CHENGDU, China — Rain grounded helicopters and added urgency to attempts on Thursday to drain an earthquake-created lake that was threatening to flood disaster victims in central China.

The new Tangjiashan lake above the city of Beichuan has been rising by several yards a day after being formed by a landslide triggered by the magnitude 7.9 earthquake that struck May 12.

Some 158,000 people have been evacuated downstream from the new lake and officials have pledged to warn other residents nearby in case of flooding so they have time to flee.

With roads to the area cut off, helicopters have airlifted heavy equipment there to dig drainage channels. Heavy rain prevented aircraft from flying Wednesday, state TV reported, but workers were continuing efforts to clear debris despite the weather.

In the past three days of round-the-clock work, troops have dug a 50-yard wide channel running 300 yards long, CCTV said.

Rain was forecast to continue in the area through Thursday before subsiding later in the day, according to the China Meteorological Bureau.

The death toll from the quake is expected to rise above 80,000. The confirmed number of dead was 68,516, the Cabinet said Thursday.

Many of the dead were children, although the exact number was not known. Parents have become increasingly vocal about the poor quality of the construction of schools destroyed in the earthquake.

Dozens of parents gathered Thursday outside a destroyed primary school in the town of Wufu and said they would take their complaints to higher officials if the local authorities failed to find who was responsible for the building's collapse.

"This building definitely had quality problems," said Yang Mantang, 40, whose 12-year-old son died. "If it were like the buildings left behind, my son and other kids wouldn't have died. They just shouldn't have died."

Meanwhile, a former Chinese professor who says he was detained for 10 days for articles he wrote criticizing the government's response to the earthquake has been freed.

Guo Quan, who was released Wednesday, is the first known case of someone being detained for quake-related criticism. Other detentions reported by state media have been of people accused of spreading rumors of future quakes.

The criticism came as China enjoyed rare praise for the relative openness of its earthquake response and media coverage of the disaster.

The articles by Guo said the Chinese government ignored warning signs before the quake, and that officials should have immediately responded to the danger of lakes that now threaten to burst.
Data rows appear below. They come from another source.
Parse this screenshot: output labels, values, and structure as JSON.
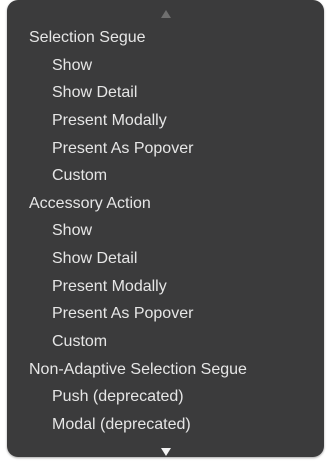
{
  "menu": {
    "scroll_up_icon": "triangle-up",
    "scroll_down_icon": "triangle-down",
    "sections": [
      {
        "label": "Selection Segue",
        "items": [
          "Show",
          "Show Detail",
          "Present Modally",
          "Present As Popover",
          "Custom"
        ]
      },
      {
        "label": "Accessory Action",
        "items": [
          "Show",
          "Show Detail",
          "Present Modally",
          "Present As Popover",
          "Custom"
        ]
      },
      {
        "label": "Non-Adaptive Selection Segue",
        "items": [
          "Push (deprecated)",
          "Modal (deprecated)"
        ]
      }
    ]
  },
  "colors": {
    "menu_background": "#3b3b3c",
    "text": "#e6e6e6",
    "arrow": "#8a8a8a"
  }
}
He also questioned the safety of nuclear facilities in the area.

At least one of his articles was published by The Epoch Times, a U.S.-based newspaper linked to the banned Chinese sect Falun Gong.

Guo, reached by phone Thursday in the central city of Nanjing, said police told him his detention was mainly for his quake-related articles.

Calls to the media office of the Public Security Bureau in Nanjing rang unanswered Thursday.

Guo, an expert on Chinese literature, lost his teaching duties at Nanjing Normal University after founding the China New Democracy Party last year.


Associated Press writer Cara Anna contributed to this report.